Digital learning is a new culture in which technology is used as a medium for learning. Human beings learn the most when they are faced with a problem they have never seen before and are eager to solve. Computer games are one of the ways for effective problem-solving, teamwork and learning. Quest to Learn School  is an initiative in this direction. The curriculum involves game-based learning along with the traditional lecture-based learning. Developing individual games allow students to succeed by failing and trying on their own. It also allows them to think creatively and use their imagination  which we do not generally learn in a lecture-based approach

Students need an environment in which they can learn and experiment. A mix of traditional lecture learning, game-based active learning, communication through dialogues and discussion is the best way forward in my way. The world is changing and we need to accommodate to changes as well. Which approach do you like more? Feel free to share any experiences or thoughts.

Networked Learning and Higher Education

In the article (Networked Learning as Experiential Learning), Gardner Campbell believes that George Kuh missed a very important form of experiential learning in his monograph. Indeed, it is true that networked learning in the form of online technologies is a handy and emerging tool for the students.  As Gardner points out, it is not only about learning apps, social media, and the web but about learning the organizing principles of networked learning. Digital libraries and electronic journals are some examples of the experiential nature of the cyberspace.
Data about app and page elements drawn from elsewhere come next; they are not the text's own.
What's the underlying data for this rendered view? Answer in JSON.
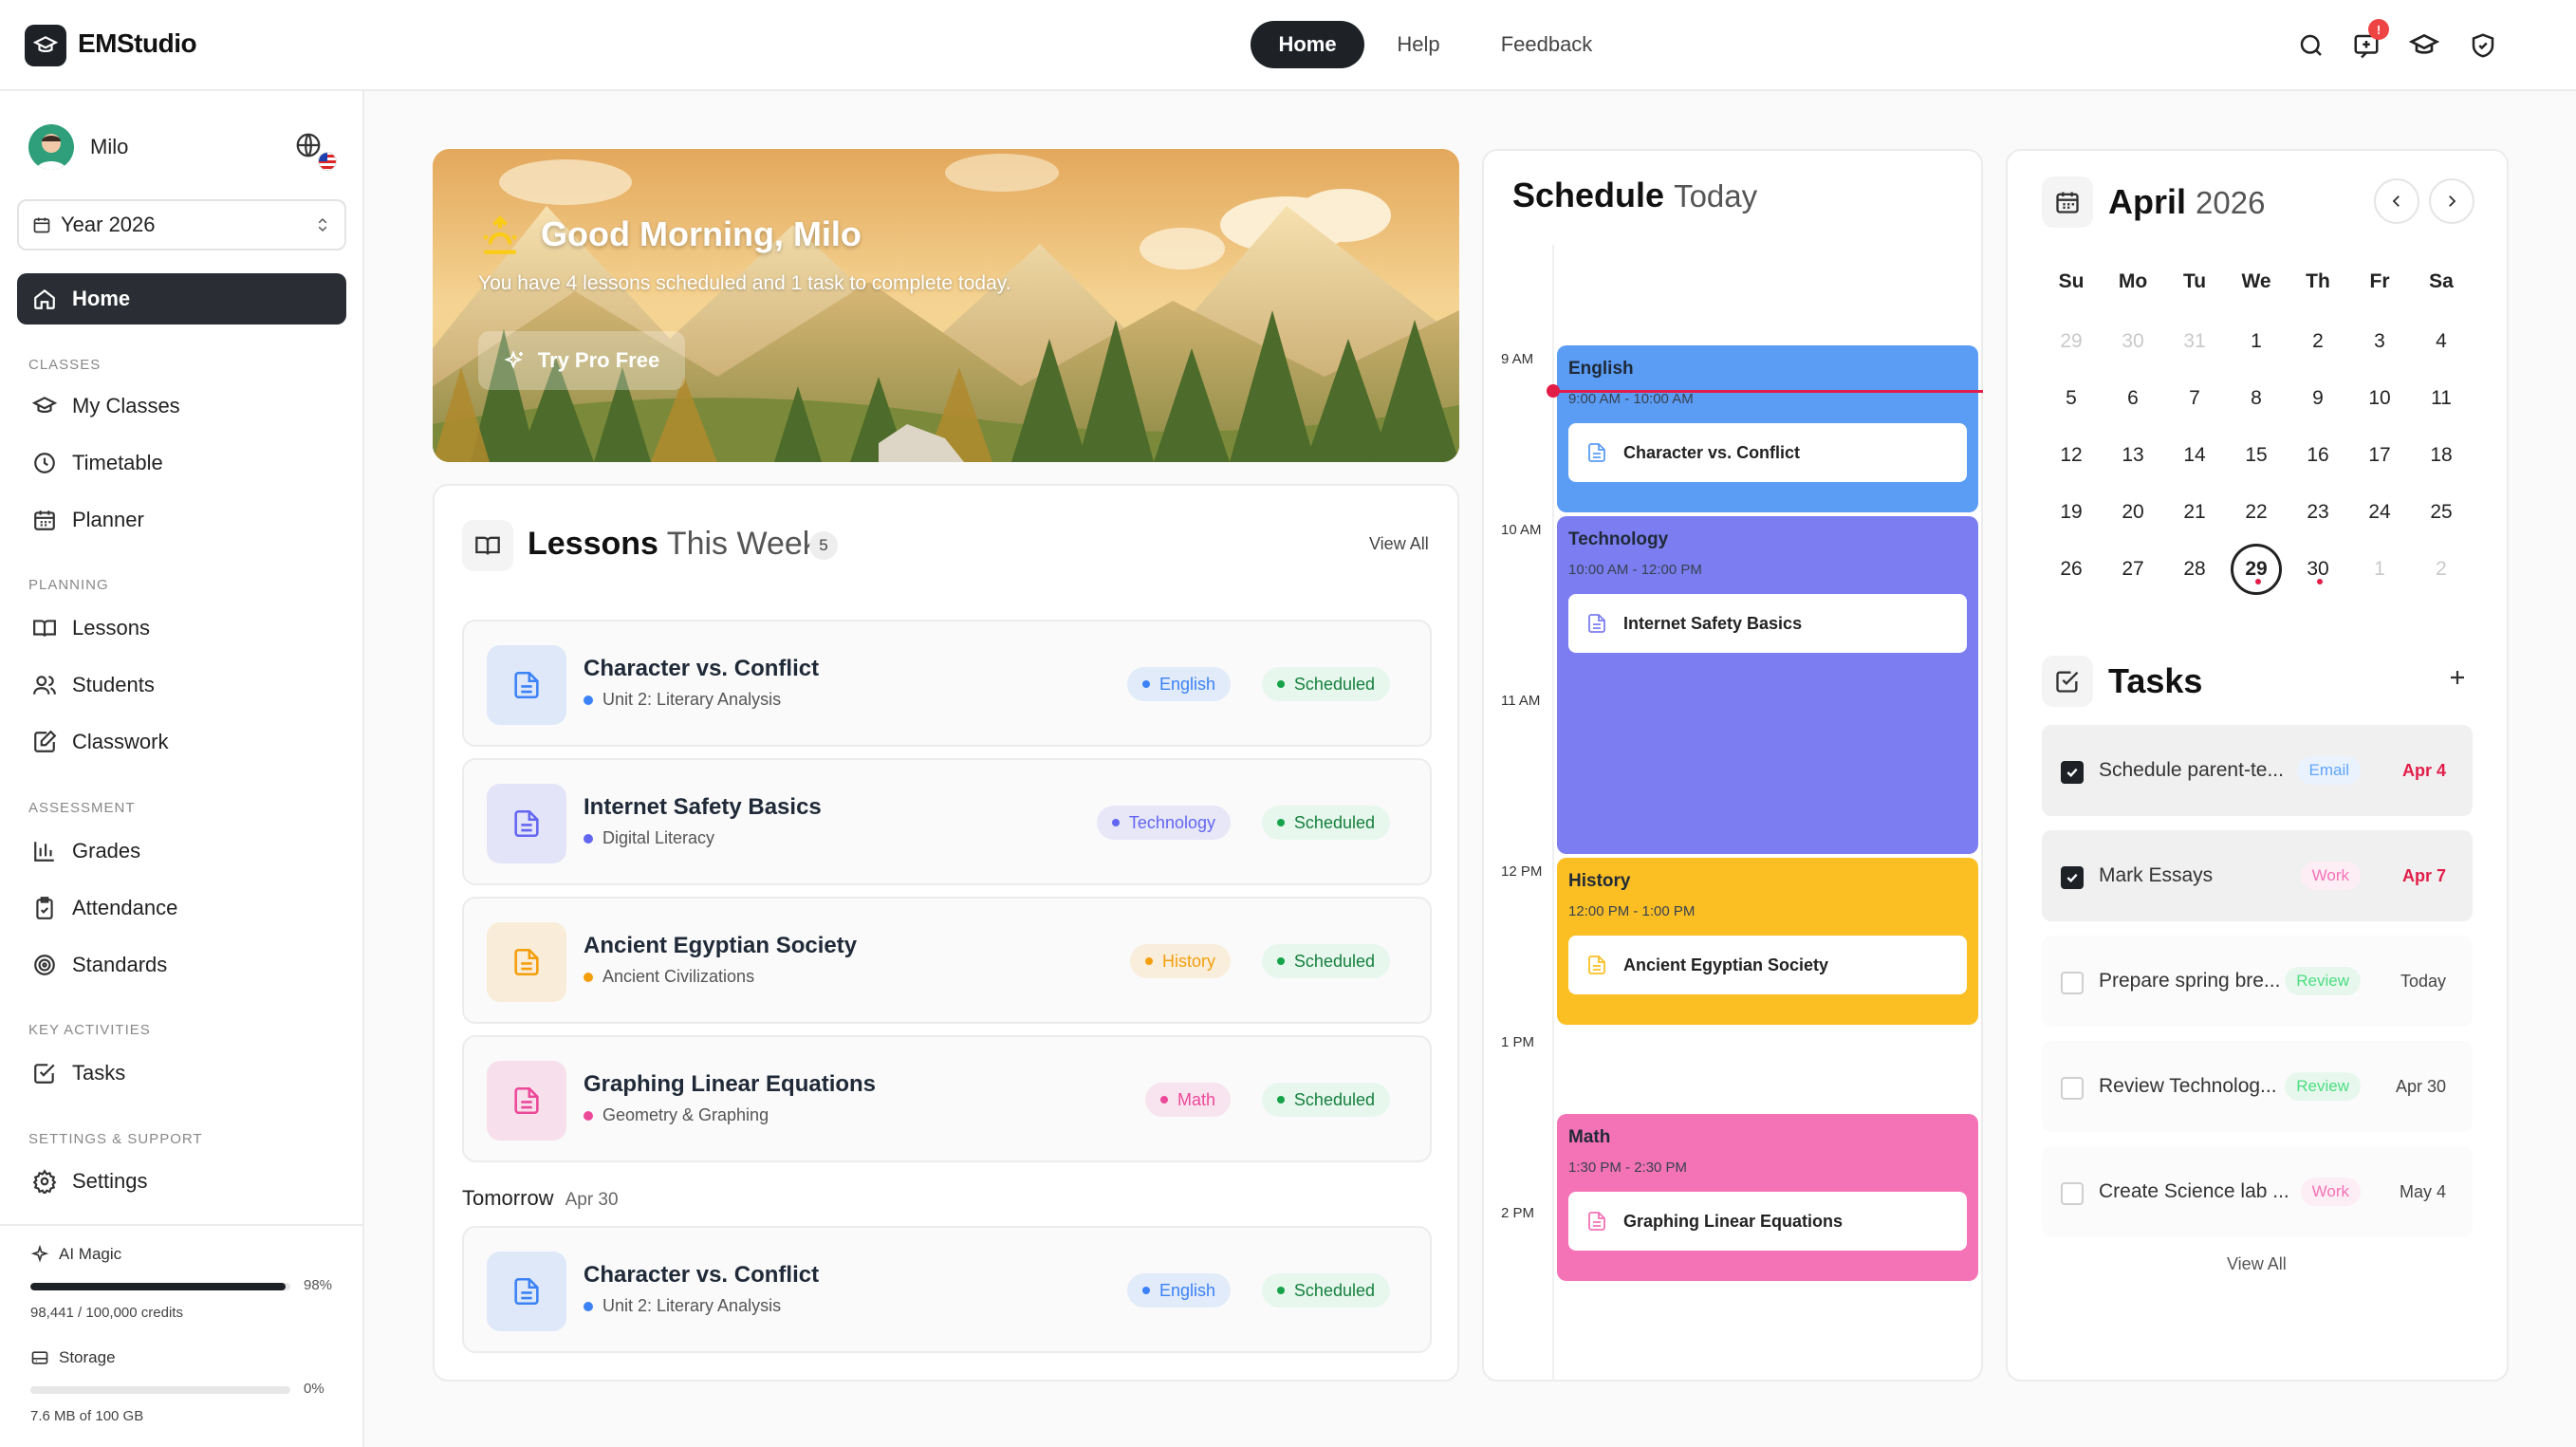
{
  "app": {
    "name": "EMStudio"
  },
  "topnav": {
    "home": "Home",
    "help": "Help",
    "feedback": "Feedback",
    "notification_count": "!"
  },
  "user": {
    "name": "Milo"
  },
  "year_select": {
    "value": "Year 2026"
  },
  "sidebar": {
    "home": "Home",
    "sections": {
      "classes": "CLASSES",
      "planning": "PLANNING",
      "assessment": "ASSESSMENT",
      "key": "KEY ACTIVITIES",
      "settings": "SETTINGS & SUPPORT"
    },
    "items": {
      "my_classes": "My Classes",
      "timetable": "Timetable",
      "planner": "Planner",
      "lessons": "Lessons",
      "students": "Students",
      "classwork": "Classwork",
      "grades": "Grades",
      "attendance": "Attendance",
      "standards": "Standards",
      "tasks": "Tasks",
      "settings": "Settings"
    },
    "ai": {
      "label": "AI Magic",
      "percent": "98%",
      "fraction": 0.98,
      "credits": "98,441 / 100,000 credits"
    },
    "storage": {
      "label": "Storage",
      "percent": "0%",
      "fraction": 0.0,
      "usage": "7.6 MB of 100 GB"
    }
  },
  "hero": {
    "title": "Good Morning, Milo",
    "subtitle": "You have 4 lessons scheduled and 1 task to complete today.",
    "button": "Try Pro Free"
  },
  "lessons": {
    "title": "Lessons",
    "title_suffix": "This Week",
    "count": "5",
    "view_all": "View All",
    "items": [
      {
        "title": "Character vs. Conflict",
        "unit": "Unit 2: Literary Analysis",
        "subject": "English",
        "status": "Scheduled",
        "color": "#3b82f6"
      },
      {
        "title": "Internet Safety Basics",
        "unit": "Digital Literacy",
        "subject": "Technology",
        "status": "Scheduled",
        "color": "#6366f1"
      },
      {
        "title": "Ancient Egyptian Society",
        "unit": "Ancient Civilizations",
        "subject": "History",
        "status": "Scheduled",
        "color": "#f59e0b"
      },
      {
        "title": "Graphing Linear Equations",
        "unit": "Geometry & Graphing",
        "subject": "Math",
        "status": "Scheduled",
        "color": "#ec4899"
      }
    ],
    "tomorrow": {
      "label": "Tomorrow",
      "date": "Apr 30"
    },
    "tomorrow_items": [
      {
        "title": "Character vs. Conflict",
        "unit": "Unit 2: Literary Analysis",
        "subject": "English",
        "status": "Scheduled",
        "color": "#3b82f6"
      }
    ]
  },
  "schedule": {
    "title": "Schedule",
    "title_suffix": "Today",
    "hours": [
      "9 AM",
      "10 AM",
      "11 AM",
      "12 PM",
      "1 PM",
      "2 PM"
    ],
    "events": [
      {
        "subject": "English",
        "time": "9:00 AM - 10:00 AM",
        "lesson": "Character vs. Conflict",
        "color": "#5b9cf5"
      },
      {
        "subject": "Technology",
        "time": "10:00 AM - 12:00 PM",
        "lesson": "Internet Safety Basics",
        "color": "#7c7df0"
      },
      {
        "subject": "History",
        "time": "12:00 PM - 1:00 PM",
        "lesson": "Ancient Egyptian Society",
        "color": "#fbbf24"
      },
      {
        "subject": "Math",
        "time": "1:30 PM - 2:30 PM",
        "lesson": "Graphing Linear Equations",
        "color": "#f472b6"
      }
    ]
  },
  "calendar": {
    "month": "April",
    "year": "2026",
    "weekdays": [
      "Su",
      "Mo",
      "Tu",
      "We",
      "Th",
      "Fr",
      "Sa"
    ],
    "weeks": [
      [
        "29",
        "30",
        "31",
        "1",
        "2",
        "3",
        "4"
      ],
      [
        "5",
        "6",
        "7",
        "8",
        "9",
        "10",
        "11"
      ],
      [
        "12",
        "13",
        "14",
        "15",
        "16",
        "17",
        "18"
      ],
      [
        "19",
        "20",
        "21",
        "22",
        "23",
        "24",
        "25"
      ],
      [
        "26",
        "27",
        "28",
        "29",
        "30",
        "1",
        "2"
      ]
    ],
    "today": "29"
  },
  "tasks": {
    "title": "Tasks",
    "view_all": "View All",
    "items": [
      {
        "text": "Schedule parent-te...",
        "tag": "Email",
        "date": "Apr 4",
        "done": true
      },
      {
        "text": "Mark Essays",
        "tag": "Work",
        "date": "Apr 7",
        "done": true
      },
      {
        "text": "Prepare spring bre...",
        "tag": "Review",
        "date": "Today",
        "done": false
      },
      {
        "text": "Review Technolog...",
        "tag": "Review",
        "date": "Apr 30",
        "done": false
      },
      {
        "text": "Create Science lab ...",
        "tag": "Work",
        "date": "May 4",
        "done": false
      }
    ]
  }
}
Nowadays, it has become easier for students to network with other professionals across the globe. Social media platforms like Facebook, Flickr, Twitter,, ResearchGate and, Linkedin make it possible for an emerging student researcher to share work. According to Tim Hitchcock in his article (Twitter and Blogs ), blogging and tweeting regularly helps to spread your work to an eager audience who sometimes like it and sometimes critic it. A healthy debate and discussion are always fruitful – it might lead to finding collaborators for your research work.

Martha Stone in the article (Unleashing the Power of Networked Learning ) poses some good questions on this hot topic. She says, “The educational design of any course in higher education institution has not changed much in the past few years, so what has changed?”.  She goes on to answer that “The top-down, center-out approach to traditional education is dramatically diminished. Learner-generated, informal interactions, short messages, and nonverbal media are the norm in these networked learning situations”.
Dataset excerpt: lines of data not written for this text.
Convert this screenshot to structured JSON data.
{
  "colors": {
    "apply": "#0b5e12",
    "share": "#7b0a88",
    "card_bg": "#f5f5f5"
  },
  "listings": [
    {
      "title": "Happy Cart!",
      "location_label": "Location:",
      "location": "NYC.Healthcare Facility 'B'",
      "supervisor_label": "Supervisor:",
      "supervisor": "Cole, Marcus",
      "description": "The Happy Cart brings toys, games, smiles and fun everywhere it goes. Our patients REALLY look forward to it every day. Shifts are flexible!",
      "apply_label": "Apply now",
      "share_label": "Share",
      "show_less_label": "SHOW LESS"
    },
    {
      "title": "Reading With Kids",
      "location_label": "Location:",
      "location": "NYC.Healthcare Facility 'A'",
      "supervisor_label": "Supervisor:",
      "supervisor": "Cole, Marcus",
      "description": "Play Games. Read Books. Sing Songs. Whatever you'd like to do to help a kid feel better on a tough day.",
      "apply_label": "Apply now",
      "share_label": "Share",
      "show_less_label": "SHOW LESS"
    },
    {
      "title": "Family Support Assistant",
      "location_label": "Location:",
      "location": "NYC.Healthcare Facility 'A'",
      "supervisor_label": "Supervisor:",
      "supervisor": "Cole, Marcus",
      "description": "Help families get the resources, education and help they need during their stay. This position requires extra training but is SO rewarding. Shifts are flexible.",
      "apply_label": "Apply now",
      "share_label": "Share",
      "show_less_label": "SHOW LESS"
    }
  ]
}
I think the students are accepting the norms of Networked Learning in Higher Education and it is high time that the teachers, education administrators and course designers understand and incorporate this. What do you think about Networked Learning in Higher Education? Are there any changes? Are we going in the right direction?